### Task statement
Excluding pictures, give the entries again exactly as they appear.

START Data records

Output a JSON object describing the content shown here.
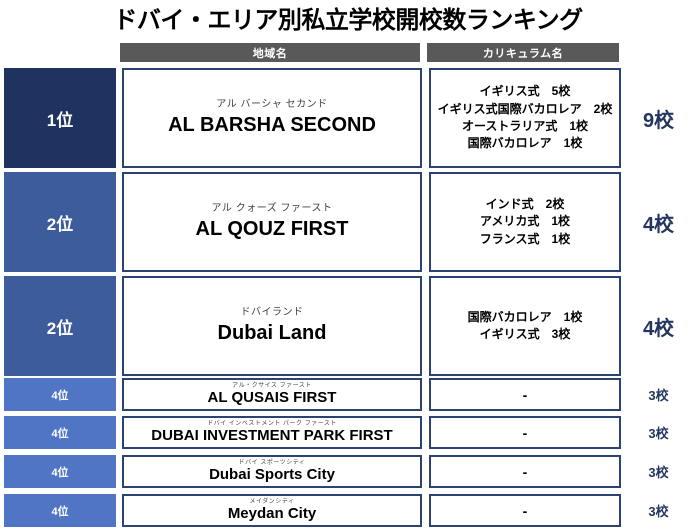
{
  "page": {
    "title": "ドバイ・エリア別私立学校開校数ランキング"
  },
  "colors": {
    "rank_1_bg": "#1f3360",
    "rank_2_bg": "#3c5c9b",
    "rank_4_bg": "#4f75c4",
    "header_bg": "#595959",
    "cell_border": "#2c4372",
    "total_text": "#24365f"
  },
  "headers": {
    "area": "地域名",
    "curriculum": "カリキュラム名"
  },
  "rows": [
    {
      "rank": "1位",
      "ruby": "アル バーシャ セカンド",
      "area": "AL BARSHA SECOND",
      "curriculum": [
        "イギリス式　5校",
        "イギリス式国際バカロレア　2校",
        "オーストラリア式　1校",
        "国際バカロレア　1校"
      ],
      "total": "9校"
    },
    {
      "rank": "2位",
      "ruby": "アル クォーズ ファースト",
      "area": "AL QOUZ FIRST",
      "curriculum": [
        "インド式　2校",
        "アメリカ式　1校",
        "フランス式　1校"
      ],
      "total": "4校"
    },
    {
      "rank": "2位",
      "ruby": "ドバイランド",
      "area": "Dubai Land",
      "curriculum": [
        "国際バカロレア　1校",
        "イギリス式　3校"
      ],
      "total": "4校"
    },
    {
      "rank": "4位",
      "ruby": "アル・クサイス ファースト",
      "area": "AL QUSAIS FIRST",
      "curriculum": [
        "-"
      ],
      "total": "3校"
    },
    {
      "rank": "4位",
      "ruby": "ドバイ インベストメント パーク ファースト",
      "area": "DUBAI INVESTMENT PARK FIRST",
      "curriculum": [
        "-"
      ],
      "total": "3校"
    },
    {
      "rank": "4位",
      "ruby": "ドバイ スポーツシティ",
      "area": "Dubai Sports City",
      "curriculum": [
        "-"
      ],
      "total": "3校"
    },
    {
      "rank": "4位",
      "ruby": "メイダンシティ",
      "area": "Meydan City",
      "curriculum": [
        "-"
      ],
      "total": "3校"
    }
  ]
}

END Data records

### Solution to this problem
Output a JSON object describing the content shown here.
{
  "page": {
    "title": "ドバイ・エリア別私立学校開校数ランキング"
  },
  "colors": {
    "rank_1_bg": "#1f3360",
    "rank_2_bg": "#3c5c9b",
    "rank_4_bg": "#4f75c4",
    "header_bg": "#595959",
    "cell_border": "#2c4372",
    "total_text": "#24365f"
  },
  "headers": {
    "area": "地域名",
    "curriculum": "カリキュラム名"
  },
  "rows": [
    {
      "rank": "1位",
      "ruby": "アル バーシャ セカンド",
      "area": "AL BARSHA SECOND",
      "curriculum": [
        "イギリス式　5校",
        "イギリス式国際バカロレア　2校",
        "オーストラリア式　1校",
        "国際バカロレア　1校"
      ],
      "total": "9校"
    },
    {
      "rank": "2位",
      "ruby": "アル クォーズ ファースト",
      "area": "AL QOUZ FIRST",
      "curriculum": [
        "インド式　2校",
        "アメリカ式　1校",
        "フランス式　1校"
      ],
      "total": "4校"
    },
    {
      "rank": "2位",
      "ruby": "ドバイランド",
      "area": "Dubai Land",
      "curriculum": [
        "国際バカロレア　1校",
        "イギリス式　3校"
      ],
      "total": "4校"
    },
    {
      "rank": "4位",
      "ruby": "アル・クサイス ファースト",
      "area": "AL QUSAIS FIRST",
      "curriculum": [
        "-"
      ],
      "total": "3校"
    },
    {
      "rank": "4位",
      "ruby": "ドバイ インベストメント パーク ファースト",
      "area": "DUBAI INVESTMENT PARK FIRST",
      "curriculum": [
        "-"
      ],
      "total": "3校"
    },
    {
      "rank": "4位",
      "ruby": "ドバイ スポーツシティ",
      "area": "Dubai Sports City",
      "curriculum": [
        "-"
      ],
      "total": "3校"
    },
    {
      "rank": "4位",
      "ruby": "メイダンシティ",
      "area": "Meydan City",
      "curriculum": [
        "-"
      ],
      "total": "3校"
    }
  ]
}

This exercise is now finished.